Fan fiction and the original author should never interact, simply just to keep their intellectual property. Most of the time, when an author doesn’t want you writing about their stuff, it’s not personal.
But that’s not to dismiss a general dislike for fan fiction. As some authors have said, it is immoral – theft of their work. They don’t want people controlling the characters and ideas they have developed.
It should be noted that fan fiction writers can all be sued if pursued.
However, it usually is not worth the effort. After all, J. K. Rowling (if she didn’t want people to write fan fiction that is) would have to chase up over 800,000 separate pieces on FanFiction.net alone. In the rare few cases that it has happened, it was mainly due to the published work competing with the original work in the market (or otherwise having any economic value) or affecting the author’s ability to continue creating content.

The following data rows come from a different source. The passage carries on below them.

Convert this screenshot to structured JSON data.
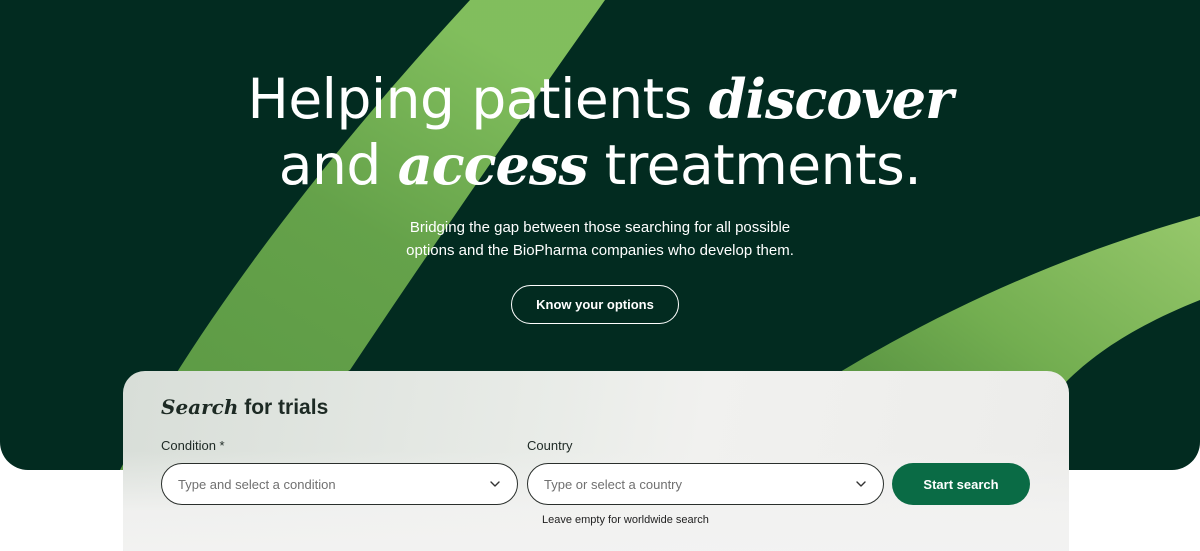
{
  "hero": {
    "headline_line1_pre": "Helping patients ",
    "headline_line1_em": "discover",
    "headline_line2_pre": "and ",
    "headline_line2_em": "access",
    "headline_line2_post": " treatments.",
    "subtext_line1": "Bridging the gap between those searching for all possible",
    "subtext_line2": "options and the BioPharma companies who develop them.",
    "cta_label": "Know your options"
  },
  "search": {
    "title_em": "Search",
    "title_rest": " for trials",
    "condition": {
      "label": "Condition *",
      "placeholder": "Type and select a condition",
      "value": ""
    },
    "country": {
      "label": "Country",
      "placeholder": "Type or select a country",
      "value": "",
      "hint": "Leave empty for worldwide search"
    },
    "submit_label": "Start search"
  },
  "colors": {
    "hero_bg": "#022b20",
    "swoosh": "#7fbb55",
    "accent": "#0a6b45"
  },
  "icons": {
    "dropdown": "chevron-down-icon"
  }
}
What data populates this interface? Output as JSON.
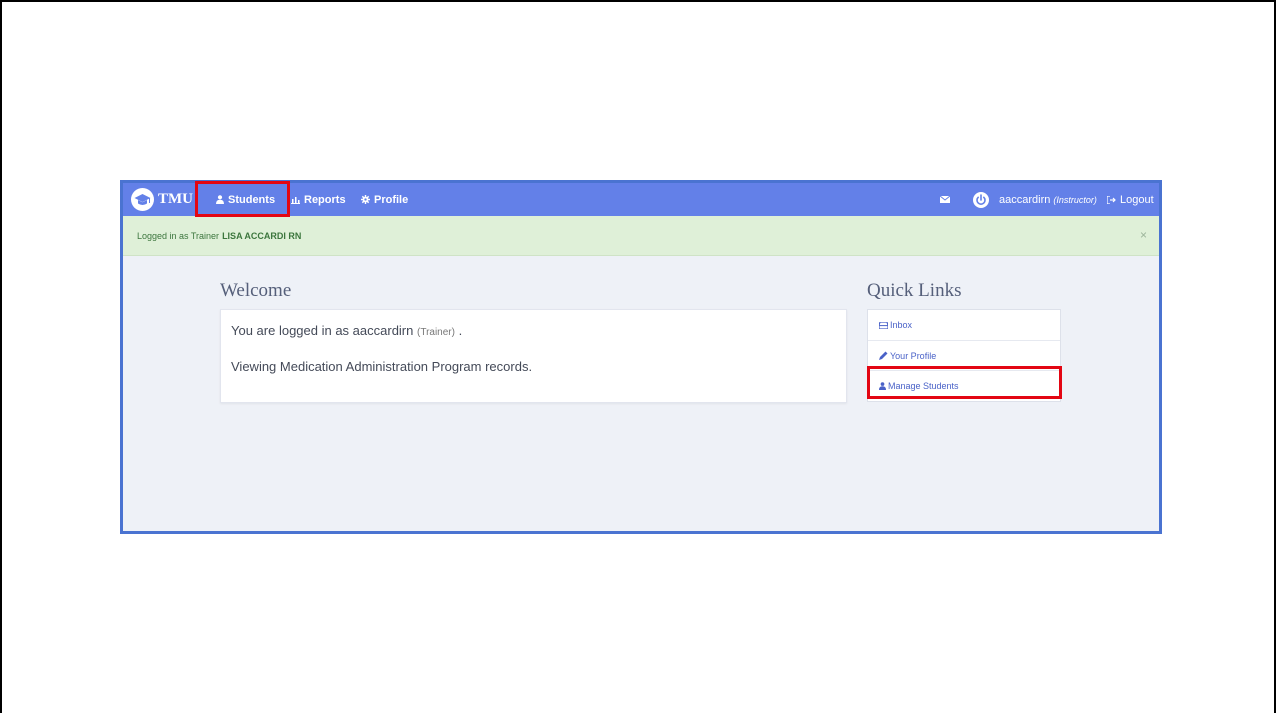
{
  "navbar": {
    "brand": "TMU",
    "items": [
      {
        "label": "Students",
        "icon": "user-icon"
      },
      {
        "label": "Reports",
        "icon": "bar-chart-icon"
      },
      {
        "label": "Profile",
        "icon": "gear-icon"
      }
    ],
    "user": {
      "username": "aaccardirn",
      "role": "(Instructor)"
    },
    "logout": "Logout"
  },
  "alert": {
    "prefix": "Logged in as Trainer",
    "name": "LISA ACCARDI RN",
    "close": "×"
  },
  "welcome": {
    "title": "Welcome",
    "line1_prefix": "You are logged in as aaccardirn",
    "line1_role": "(Trainer)",
    "line1_suffix": " .",
    "line2": "Viewing Medication Administration Program records."
  },
  "quick_links": {
    "title": "Quick Links",
    "items": [
      {
        "label": "Inbox",
        "icon": "inbox-icon"
      },
      {
        "label": "Your Profile",
        "icon": "pencil-icon"
      },
      {
        "label": "Manage Students",
        "icon": "user-icon"
      }
    ]
  },
  "colors": {
    "navbar": "#6380e8",
    "alert_bg": "#dff0d8",
    "highlight": "#e30613",
    "link": "#4a62c8"
  }
}
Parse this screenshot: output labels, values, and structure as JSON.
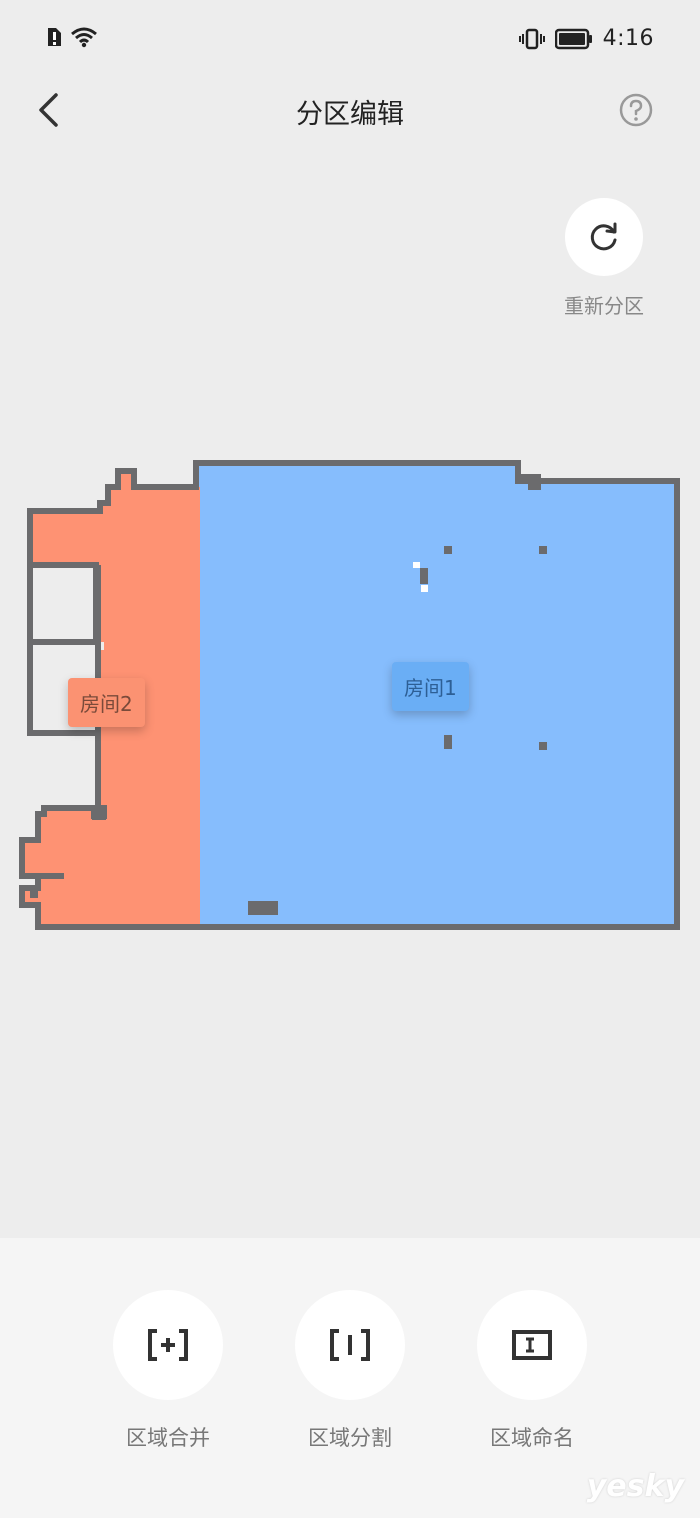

If you’re a closet fan fiction writer who wants to go professional, then you need to be able to separate your story from its fan fiction roots. For instance, Fifty Shades of Grey writer, E. L. James and writers Christina Lauren and Lauren Billings (under the combined penname of Christina Lauren) all started writing fan fiction within the Twilight fandom but changed names and ideas and then branched out.
Your work needs to be transformative enough that it still has a story when you knock down the original content it was based off. So overall, if you want to write fan fiction, most of the time, go right ahead! But always remember to respect the author and their decisions. If you want to publish, revise, revise, revise! Make it your own work in its entirety.
And keep writing!
Adelle Xue – publishing intern